Video

Video Not Even Monks Spared From Thailand’s Junta-Backed Morality Push

With Thailand’s military government firmly in control after May’s bloodless coup, authorities are carrying out plans they say are aimed at restoring discipline, morality and patriotism to all Thais. The measures include a crackdown on illegal gambling, education reforms to promote students’ moral development, and a new 24-hour phone hotline for citizens to report misbehaving monks. Steve Sandford reports from Bangkok.
Video

Video Virtual Program Teaches Farming Skills

In a fast-changing world beset by unpredictable climate conditions, farmers cannot afford to ignore new technology. Researchers in Australia are developing an online virtual world program to share information about climate change and more sustainable farming techniques for sugar cane growers. As VOA's Zlatica Hoke reports, the idea is to create a wider support network for farmers.
Video

Video Airline Expert: Missile will Show Signature on Debris

The debris field from Malaysia Airlines Flight 17 is spread over a 21-kilometer radius in eastern Ukraine. It is expected to take investigators months to sort through the airplane pieces to learn about the missile that brought down the jetliner and who fired it. VOAs Carolyn Presutti explains how this work will be done.
Video

Video Treatment for Childhood Epilepsy Heats up Medical Marijuana Debate

In the United States, marijuana is classed as an illegal drug by the federal government. But nearly half the states have legalized it, to some degree. Proponents say some strains of marijuana might have exceptional health benefits, for treating pain or inflammation in chronic conditions such as cancer, multiple sclerosis and epilepsy. Shelley Schlender reports on a strain of medical marijuana developed in Colorado that is reputed to reduce seizures in childhood epilepsy
Video

Video Airbus Adds Metal 3D Printed Parts to New Jets

By the end of this year, European aircraft manufacturing consortium Airbus plans to deliver the first of its new, extra-wide-body passenger jets, the A350-XWB. Among other technological innovations, the new plane will also incorporate metal parts made in a 3-D printer. VOA's George Putic has more.
Video

Video AIDS Conference Welcomes Exciting Developments in HIV Treatment, Prevention

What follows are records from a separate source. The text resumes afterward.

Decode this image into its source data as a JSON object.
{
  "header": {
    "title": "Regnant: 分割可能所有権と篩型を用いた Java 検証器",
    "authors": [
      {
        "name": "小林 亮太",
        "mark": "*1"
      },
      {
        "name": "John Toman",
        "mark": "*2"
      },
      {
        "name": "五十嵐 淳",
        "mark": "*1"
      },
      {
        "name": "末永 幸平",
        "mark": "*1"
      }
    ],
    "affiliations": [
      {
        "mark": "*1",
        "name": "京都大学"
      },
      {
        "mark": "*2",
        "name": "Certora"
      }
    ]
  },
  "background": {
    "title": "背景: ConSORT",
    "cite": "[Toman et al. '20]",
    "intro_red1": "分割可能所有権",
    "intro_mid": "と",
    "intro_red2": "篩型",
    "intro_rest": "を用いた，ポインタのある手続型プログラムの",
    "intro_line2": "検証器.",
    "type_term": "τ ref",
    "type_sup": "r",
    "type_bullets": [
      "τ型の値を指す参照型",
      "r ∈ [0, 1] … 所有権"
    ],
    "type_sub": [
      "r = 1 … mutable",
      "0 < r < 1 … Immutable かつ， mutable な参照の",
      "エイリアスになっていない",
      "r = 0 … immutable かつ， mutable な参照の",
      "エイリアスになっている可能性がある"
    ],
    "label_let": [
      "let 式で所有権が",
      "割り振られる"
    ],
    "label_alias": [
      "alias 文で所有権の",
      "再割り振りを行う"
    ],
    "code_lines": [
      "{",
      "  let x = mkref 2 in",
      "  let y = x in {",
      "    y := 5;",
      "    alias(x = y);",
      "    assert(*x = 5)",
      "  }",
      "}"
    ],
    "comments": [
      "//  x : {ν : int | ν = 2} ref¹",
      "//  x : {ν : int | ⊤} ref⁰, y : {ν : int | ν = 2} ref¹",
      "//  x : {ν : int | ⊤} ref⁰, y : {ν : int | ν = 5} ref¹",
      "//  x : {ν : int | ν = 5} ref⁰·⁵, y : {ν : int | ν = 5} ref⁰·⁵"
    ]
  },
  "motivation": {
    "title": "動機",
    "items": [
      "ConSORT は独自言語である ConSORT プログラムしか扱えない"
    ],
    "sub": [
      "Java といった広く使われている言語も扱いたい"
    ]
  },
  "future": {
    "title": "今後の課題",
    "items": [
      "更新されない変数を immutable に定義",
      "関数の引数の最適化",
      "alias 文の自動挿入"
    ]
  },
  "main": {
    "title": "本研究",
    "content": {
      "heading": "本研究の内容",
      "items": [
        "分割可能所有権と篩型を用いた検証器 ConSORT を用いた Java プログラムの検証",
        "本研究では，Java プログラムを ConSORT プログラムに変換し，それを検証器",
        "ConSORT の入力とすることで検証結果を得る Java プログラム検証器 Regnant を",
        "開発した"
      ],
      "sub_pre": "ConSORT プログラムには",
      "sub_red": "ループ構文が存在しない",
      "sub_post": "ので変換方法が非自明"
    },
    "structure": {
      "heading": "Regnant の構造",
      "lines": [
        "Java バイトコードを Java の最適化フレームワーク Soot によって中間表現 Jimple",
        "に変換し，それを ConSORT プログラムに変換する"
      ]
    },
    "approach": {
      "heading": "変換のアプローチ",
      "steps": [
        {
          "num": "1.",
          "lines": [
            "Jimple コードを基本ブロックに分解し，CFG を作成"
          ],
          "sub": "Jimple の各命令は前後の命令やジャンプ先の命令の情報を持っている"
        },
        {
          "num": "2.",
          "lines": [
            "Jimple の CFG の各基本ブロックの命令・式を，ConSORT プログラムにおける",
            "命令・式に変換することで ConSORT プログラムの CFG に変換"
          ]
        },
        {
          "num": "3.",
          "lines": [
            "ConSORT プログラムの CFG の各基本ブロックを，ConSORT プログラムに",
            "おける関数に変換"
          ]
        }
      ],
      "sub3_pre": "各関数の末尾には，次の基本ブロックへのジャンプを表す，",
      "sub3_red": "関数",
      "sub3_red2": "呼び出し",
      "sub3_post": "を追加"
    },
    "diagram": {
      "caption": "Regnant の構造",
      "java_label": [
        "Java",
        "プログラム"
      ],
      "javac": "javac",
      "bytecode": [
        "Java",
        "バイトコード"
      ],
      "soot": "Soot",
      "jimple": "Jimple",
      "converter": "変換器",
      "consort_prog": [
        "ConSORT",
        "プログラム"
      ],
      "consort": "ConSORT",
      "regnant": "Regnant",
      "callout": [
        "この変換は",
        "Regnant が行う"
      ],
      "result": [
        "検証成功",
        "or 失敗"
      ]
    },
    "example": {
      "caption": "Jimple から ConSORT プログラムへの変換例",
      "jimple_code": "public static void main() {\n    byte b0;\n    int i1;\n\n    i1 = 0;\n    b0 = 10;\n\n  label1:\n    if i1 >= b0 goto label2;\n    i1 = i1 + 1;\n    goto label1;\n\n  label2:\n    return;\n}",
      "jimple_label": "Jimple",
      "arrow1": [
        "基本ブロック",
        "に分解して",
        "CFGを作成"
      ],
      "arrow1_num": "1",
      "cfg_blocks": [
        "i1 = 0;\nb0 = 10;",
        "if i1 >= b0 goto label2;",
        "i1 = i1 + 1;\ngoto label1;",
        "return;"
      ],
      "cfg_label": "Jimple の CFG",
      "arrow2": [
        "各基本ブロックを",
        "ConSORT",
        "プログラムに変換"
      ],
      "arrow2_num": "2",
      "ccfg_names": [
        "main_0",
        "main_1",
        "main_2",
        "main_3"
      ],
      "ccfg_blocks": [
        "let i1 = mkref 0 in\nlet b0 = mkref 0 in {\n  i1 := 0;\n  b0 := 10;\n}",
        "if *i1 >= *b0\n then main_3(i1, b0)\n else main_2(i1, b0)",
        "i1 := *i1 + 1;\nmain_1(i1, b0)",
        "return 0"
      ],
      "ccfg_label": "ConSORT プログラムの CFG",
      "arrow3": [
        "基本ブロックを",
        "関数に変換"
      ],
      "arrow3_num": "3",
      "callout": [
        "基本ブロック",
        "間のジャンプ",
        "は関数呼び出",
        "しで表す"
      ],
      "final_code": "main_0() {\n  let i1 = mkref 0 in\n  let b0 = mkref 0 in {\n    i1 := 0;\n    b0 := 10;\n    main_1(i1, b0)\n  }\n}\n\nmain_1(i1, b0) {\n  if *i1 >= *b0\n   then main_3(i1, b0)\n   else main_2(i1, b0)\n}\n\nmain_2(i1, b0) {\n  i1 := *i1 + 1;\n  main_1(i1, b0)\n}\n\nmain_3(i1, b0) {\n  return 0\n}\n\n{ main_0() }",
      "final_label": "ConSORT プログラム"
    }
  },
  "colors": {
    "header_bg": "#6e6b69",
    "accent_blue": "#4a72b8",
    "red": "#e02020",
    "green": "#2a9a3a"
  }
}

Significant strides have been made in recent years toward the treatment and prevention of HIV, the virus that causes AIDS. This year, at the International AIDS Conference, the AIDS community welcomed progress on a new pill that may prevent transmission of the deadly virus. VOA’s Anita Powell reports from Melbourne, Australia.
Video

Video IAEA: Iran Turns its Enriched Uranium Into Less Harmful Form

Iran has converted its stockpiles of enriched uranium into a less dangerous form that is more difficult to use for nuclear weapons, according to the United Nations’ Atomic Energy Agency. The move complies with an interim deal reached with Western powers on Iran's nuclear program last year, in exchange for easing of sanctions. Henry Ridgwell reports for VOA from London.

AppleAndroid